Key Point: Authentic leaders are deeply sought after and appreciated by people at all levels. This was reinforced in high definition for me during several ATB Town Hall meetings I recently participated in. During these sessions, people asked such great questions: “What personal feedback have you been given this year?” “What have been your highlights and biggest disappointments to date?” “Why did you decide to take this role on?” “What really keeps you up at night?” “What are people really saying about our team?” And so on. The exchange reinforced how much people really value authenticity. They don’t want perfection, fluff, spin, or the “right” answer. They want the respect of us sharing our genuine selves.
Bill George’s Authentic Leadership: Rediscovering the Secrets to Creating Lasting Value, was a New York Times best seller a few years ago before authenticity was as topical. George best summarizes it like this, “(The book’s) message is simple to state but challenging to realize: We need authentic leaders to run our organizations, leaders committed to stewardship of their assets and to making a difference in the lives of the people they serve.”
Below are excerpts from the book that may be insightful on the topic:
A. “To become authentic, each of us has to develop our own leadership style, consistent with our personality and character.

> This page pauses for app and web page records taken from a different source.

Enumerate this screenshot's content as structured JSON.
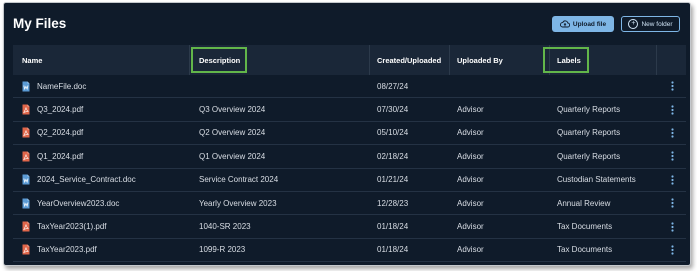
{
  "page": {
    "title": "My Files",
    "upload_label": "Upload file",
    "new_folder_label": "New folder"
  },
  "table": {
    "columns": {
      "name": "Name",
      "description": "Description",
      "created": "Created/Uploaded",
      "uploaded_by": "Uploaded By",
      "labels": "Labels"
    },
    "rows": [
      {
        "name": "NameFile.doc",
        "type": "doc",
        "description": "",
        "created": "08/27/24",
        "uploaded_by": "",
        "labels": ""
      },
      {
        "name": "Q3_2024.pdf",
        "type": "pdf",
        "description": "Q3 Overview 2024",
        "created": "07/30/24",
        "uploaded_by": "Advisor",
        "labels": "Quarterly Reports"
      },
      {
        "name": "Q2_2024.pdf",
        "type": "pdf",
        "description": "Q2 Overview 2024",
        "created": "05/10/24",
        "uploaded_by": "Advisor",
        "labels": "Quarterly Reports"
      },
      {
        "name": "Q1_2024.pdf",
        "type": "pdf",
        "description": "Q1 Overview 2024",
        "created": "02/18/24",
        "uploaded_by": "Advisor",
        "labels": "Quarterly Reports"
      },
      {
        "name": "2024_Service_Contract.doc",
        "type": "doc",
        "description": "Service Contract 2024",
        "created": "01/21/24",
        "uploaded_by": "Advisor",
        "labels": "Custodian Statements"
      },
      {
        "name": "YearOverview2023.doc",
        "type": "doc",
        "description": "Yearly Overview 2023",
        "created": "12/28/23",
        "uploaded_by": "Advisor",
        "labels": "Annual Review"
      },
      {
        "name": "TaxYear2023(1).pdf",
        "type": "pdf",
        "description": "1040-SR 2023",
        "created": "01/18/24",
        "uploaded_by": "Advisor",
        "labels": "Tax Documents"
      },
      {
        "name": "TaxYear2023.pdf",
        "type": "pdf",
        "description": "1099-R 2023",
        "created": "01/18/24",
        "uploaded_by": "Advisor",
        "labels": "Tax Documents"
      }
    ]
  },
  "colors": {
    "background": "#0f1b2a",
    "header_bg": "#1a2738",
    "accent": "#7eb6e6",
    "highlight": "#62b64a",
    "doc_icon": "#5b9bd5",
    "pdf_icon": "#e0664a"
  },
  "icons": {
    "upload": "cloud-upload-icon",
    "new_folder": "plus-circle-icon",
    "doc": "doc-file-icon",
    "pdf": "pdf-file-icon",
    "row_menu": "more-vertical-icon"
  }
}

Unfortunately the pressures of an organization push us to adhere to its normative style. But if you conform to a style that is not consistent with who we are, we will never become authentic leaders.”
B. “Dimensions of Authentic Leaders: I) Understanding their purpose. II) Practicing solid values. III) Leading with heart. IV) Establishing connected relationship. V) Demonstrating self-discipline.”
C. “For each of the dimensions, a developmental quality is required for leaders to be effective: I) Purpose: Passion II) Values: Behavior III) Heart: Compassion IV) Relationships: Connectedness. V) Self-Discipline: Consistency.”
- George’s message is another example of how vital it is to be clear and self aware about our personal purpose, values, ability to connect, and consistency of behavior. If you haven’t written these down and reflected upon them, personal authenticity is more difficult to demonstrate.
- Practice being vulnerable (but not maudlin). People, while we may aspire towards it, do not expect or really believe in total perfection. Their confidence in us increases when we sincerely tell them what we find daunting, disappointing and challenging as well as exciting, joyful and gratifying. They root for us when we are transparent about our journey. We like people who get grass stains on their knees, are scraped up, with messed up hair.
- The best test on how centered and authentic you are is the degree you are open to any question at any time. While the answers may feel uncomfortable, the responses are genuine because we know who we are and what we stand for. To some extent, while we do not know the subject matter, we know the answer because it is us. Are you ready for a “town hall” at any time? Will people see you the true you?
Authenticity in The Triangle,